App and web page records
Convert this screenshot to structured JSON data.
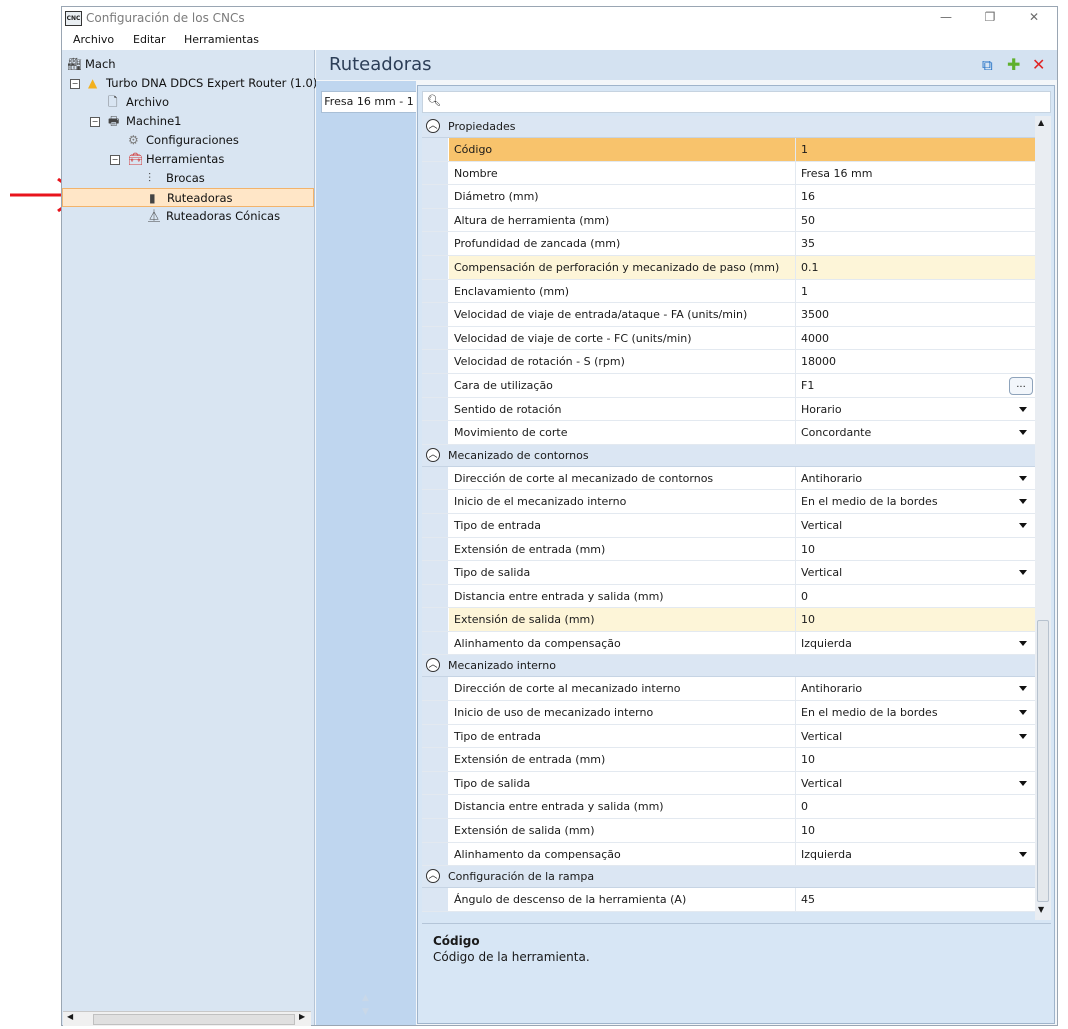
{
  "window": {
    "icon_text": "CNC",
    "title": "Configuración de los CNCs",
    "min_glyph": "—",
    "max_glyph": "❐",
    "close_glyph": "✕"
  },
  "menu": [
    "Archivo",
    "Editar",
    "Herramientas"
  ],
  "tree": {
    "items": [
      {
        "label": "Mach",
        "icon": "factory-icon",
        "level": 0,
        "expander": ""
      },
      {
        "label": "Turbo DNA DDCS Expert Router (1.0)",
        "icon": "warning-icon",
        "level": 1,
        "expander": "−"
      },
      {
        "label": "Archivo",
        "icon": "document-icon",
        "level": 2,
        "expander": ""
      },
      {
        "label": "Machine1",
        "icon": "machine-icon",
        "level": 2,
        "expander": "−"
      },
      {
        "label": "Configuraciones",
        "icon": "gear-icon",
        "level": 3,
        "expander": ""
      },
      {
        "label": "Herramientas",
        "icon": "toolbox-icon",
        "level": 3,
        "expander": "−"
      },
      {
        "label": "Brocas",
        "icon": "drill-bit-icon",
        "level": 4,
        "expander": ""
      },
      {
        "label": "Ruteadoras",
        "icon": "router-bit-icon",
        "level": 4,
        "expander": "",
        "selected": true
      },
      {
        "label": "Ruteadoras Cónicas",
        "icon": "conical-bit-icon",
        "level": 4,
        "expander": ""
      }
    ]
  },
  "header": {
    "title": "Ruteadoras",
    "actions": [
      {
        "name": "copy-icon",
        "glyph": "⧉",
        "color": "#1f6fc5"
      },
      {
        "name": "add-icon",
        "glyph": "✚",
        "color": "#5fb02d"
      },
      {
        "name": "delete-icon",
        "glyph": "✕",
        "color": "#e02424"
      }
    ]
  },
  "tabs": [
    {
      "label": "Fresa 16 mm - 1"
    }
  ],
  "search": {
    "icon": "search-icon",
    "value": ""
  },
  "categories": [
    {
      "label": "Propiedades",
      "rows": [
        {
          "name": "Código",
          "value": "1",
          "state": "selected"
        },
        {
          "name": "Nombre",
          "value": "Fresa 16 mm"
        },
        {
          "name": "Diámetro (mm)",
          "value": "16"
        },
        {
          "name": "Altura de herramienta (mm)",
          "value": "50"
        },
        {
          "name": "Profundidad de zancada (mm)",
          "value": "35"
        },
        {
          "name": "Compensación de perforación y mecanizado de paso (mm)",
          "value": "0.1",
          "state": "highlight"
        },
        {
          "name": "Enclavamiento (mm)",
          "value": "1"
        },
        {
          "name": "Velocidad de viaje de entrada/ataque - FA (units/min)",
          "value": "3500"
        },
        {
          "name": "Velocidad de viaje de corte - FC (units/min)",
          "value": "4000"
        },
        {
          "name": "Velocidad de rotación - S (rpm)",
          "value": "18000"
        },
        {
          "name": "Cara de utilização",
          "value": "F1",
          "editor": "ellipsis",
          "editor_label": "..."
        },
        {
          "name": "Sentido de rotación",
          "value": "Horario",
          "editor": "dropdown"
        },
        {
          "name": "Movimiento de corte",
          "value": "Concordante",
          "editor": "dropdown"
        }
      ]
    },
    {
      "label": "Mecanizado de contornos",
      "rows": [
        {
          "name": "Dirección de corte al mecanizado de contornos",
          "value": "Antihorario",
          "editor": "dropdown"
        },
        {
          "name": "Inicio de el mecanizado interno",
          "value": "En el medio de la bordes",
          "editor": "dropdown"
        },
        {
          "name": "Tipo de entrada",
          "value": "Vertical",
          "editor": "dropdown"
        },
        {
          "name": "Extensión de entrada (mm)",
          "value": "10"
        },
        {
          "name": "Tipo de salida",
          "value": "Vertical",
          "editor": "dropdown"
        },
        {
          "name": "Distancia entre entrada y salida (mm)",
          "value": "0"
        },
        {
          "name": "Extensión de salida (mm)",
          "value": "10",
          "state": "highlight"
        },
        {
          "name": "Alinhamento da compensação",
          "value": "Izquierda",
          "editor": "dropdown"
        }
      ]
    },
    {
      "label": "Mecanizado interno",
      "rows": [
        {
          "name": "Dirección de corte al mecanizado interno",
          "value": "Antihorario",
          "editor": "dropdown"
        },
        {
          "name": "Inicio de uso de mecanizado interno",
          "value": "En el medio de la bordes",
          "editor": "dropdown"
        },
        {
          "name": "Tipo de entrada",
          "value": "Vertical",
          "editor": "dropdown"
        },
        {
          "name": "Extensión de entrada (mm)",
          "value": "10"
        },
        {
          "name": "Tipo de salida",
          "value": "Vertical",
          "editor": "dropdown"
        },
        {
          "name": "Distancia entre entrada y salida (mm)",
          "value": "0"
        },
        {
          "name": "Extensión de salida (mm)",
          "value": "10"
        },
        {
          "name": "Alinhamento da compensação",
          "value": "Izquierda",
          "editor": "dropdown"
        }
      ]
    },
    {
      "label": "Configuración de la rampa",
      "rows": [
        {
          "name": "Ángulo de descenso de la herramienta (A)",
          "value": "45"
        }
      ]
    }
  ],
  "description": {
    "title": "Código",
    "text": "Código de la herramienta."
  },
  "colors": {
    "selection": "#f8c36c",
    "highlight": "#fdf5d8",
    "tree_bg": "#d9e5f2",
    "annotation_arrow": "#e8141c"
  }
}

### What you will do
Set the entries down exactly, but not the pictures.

### Task answer
Convert this screenshot to structured JSON data.
{
  "window": {
    "icon_text": "CNC",
    "title": "Configuración de los CNCs",
    "min_glyph": "—",
    "max_glyph": "❐",
    "close_glyph": "✕"
  },
  "menu": [
    "Archivo",
    "Editar",
    "Herramientas"
  ],
  "tree": {
    "items": [
      {
        "label": "Mach",
        "icon": "factory-icon",
        "level": 0,
        "expander": ""
      },
      {
        "label": "Turbo DNA DDCS Expert Router (1.0)",
        "icon": "warning-icon",
        "level": 1,
        "expander": "−"
      },
      {
        "label": "Archivo",
        "icon": "document-icon",
        "level": 2,
        "expander": ""
      },
      {
        "label": "Machine1",
        "icon": "machine-icon",
        "level": 2,
        "expander": "−"
      },
      {
        "label": "Configuraciones",
        "icon": "gear-icon",
        "level": 3,
        "expander": ""
      },
      {
        "label": "Herramientas",
        "icon": "toolbox-icon",
        "level": 3,
        "expander": "−"
      },
      {
        "label": "Brocas",
        "icon": "drill-bit-icon",
        "level": 4,
        "expander": ""
      },
      {
        "label": "Ruteadoras",
        "icon": "router-bit-icon",
        "level": 4,
        "expander": "",
        "selected": true
      },
      {
        "label": "Ruteadoras Cónicas",
        "icon": "conical-bit-icon",
        "level": 4,
        "expander": ""
      }
    ]
  },
  "header": {
    "title": "Ruteadoras",
    "actions": [
      {
        "name": "copy-icon",
        "glyph": "⧉",
        "color": "#1f6fc5"
      },
      {
        "name": "add-icon",
        "glyph": "✚",
        "color": "#5fb02d"
      },
      {
        "name": "delete-icon",
        "glyph": "✕",
        "color": "#e02424"
      }
    ]
  },
  "tabs": [
    {
      "label": "Fresa 16 mm - 1"
    }
  ],
  "search": {
    "icon": "search-icon",
    "value": ""
  },
  "categories": [
    {
      "label": "Propiedades",
      "rows": [
        {
          "name": "Código",
          "value": "1",
          "state": "selected"
        },
        {
          "name": "Nombre",
          "value": "Fresa 16 mm"
        },
        {
          "name": "Diámetro (mm)",
          "value": "16"
        },
        {
          "name": "Altura de herramienta (mm)",
          "value": "50"
        },
        {
          "name": "Profundidad de zancada (mm)",
          "value": "35"
        },
        {
          "name": "Compensación de perforación y mecanizado de paso (mm)",
          "value": "0.1",
          "state": "highlight"
        },
        {
          "name": "Enclavamiento (mm)",
          "value": "1"
        },
        {
          "name": "Velocidad de viaje de entrada/ataque - FA (units/min)",
          "value": "3500"
        },
        {
          "name": "Velocidad de viaje de corte - FC (units/min)",
          "value": "4000"
        },
        {
          "name": "Velocidad de rotación - S (rpm)",
          "value": "18000"
        },
        {
          "name": "Cara de utilização",
          "value": "F1",
          "editor": "ellipsis",
          "editor_label": "..."
        },
        {
          "name": "Sentido de rotación",
          "value": "Horario",
          "editor": "dropdown"
        },
        {
          "name": "Movimiento de corte",
          "value": "Concordante",
          "editor": "dropdown"
        }
      ]
    },
    {
      "label": "Mecanizado de contornos",
      "rows": [
        {
          "name": "Dirección de corte al mecanizado de contornos",
          "value": "Antihorario",
          "editor": "dropdown"
        },
        {
          "name": "Inicio de el mecanizado interno",
          "value": "En el medio de la bordes",
          "editor": "dropdown"
        },
        {
          "name": "Tipo de entrada",
          "value": "Vertical",
          "editor": "dropdown"
        },
        {
          "name": "Extensión de entrada (mm)",
          "value": "10"
        },
        {
          "name": "Tipo de salida",
          "value": "Vertical",
          "editor": "dropdown"
        },
        {
          "name": "Distancia entre entrada y salida (mm)",
          "value": "0"
        },
        {
          "name": "Extensión de salida (mm)",
          "value": "10",
          "state": "highlight"
        },
        {
          "name": "Alinhamento da compensação",
          "value": "Izquierda",
          "editor": "dropdown"
        }
      ]
    },
    {
      "label": "Mecanizado interno",
      "rows": [
        {
          "name": "Dirección de corte al mecanizado interno",
          "value": "Antihorario",
          "editor": "dropdown"
        },
        {
          "name": "Inicio de uso de mecanizado interno",
          "value": "En el medio de la bordes",
          "editor": "dropdown"
        },
        {
          "name": "Tipo de entrada",
          "value": "Vertical",
          "editor": "dropdown"
        },
        {
          "name": "Extensión de entrada (mm)",
          "value": "10"
        },
        {
          "name": "Tipo de salida",
          "value": "Vertical",
          "editor": "dropdown"
        },
        {
          "name": "Distancia entre entrada y salida (mm)",
          "value": "0"
        },
        {
          "name": "Extensión de salida (mm)",
          "value": "10"
        },
        {
          "name": "Alinhamento da compensação",
          "value": "Izquierda",
          "editor": "dropdown"
        }
      ]
    },
    {
      "label": "Configuración de la rampa",
      "rows": [
        {
          "name": "Ángulo de descenso de la herramienta (A)",
          "value": "45"
        }
      ]
    }
  ],
  "description": {
    "title": "Código",
    "text": "Código de la herramienta."
  },
  "colors": {
    "selection": "#f8c36c",
    "highlight": "#fdf5d8",
    "tree_bg": "#d9e5f2",
    "annotation_arrow": "#e8141c"
  }
}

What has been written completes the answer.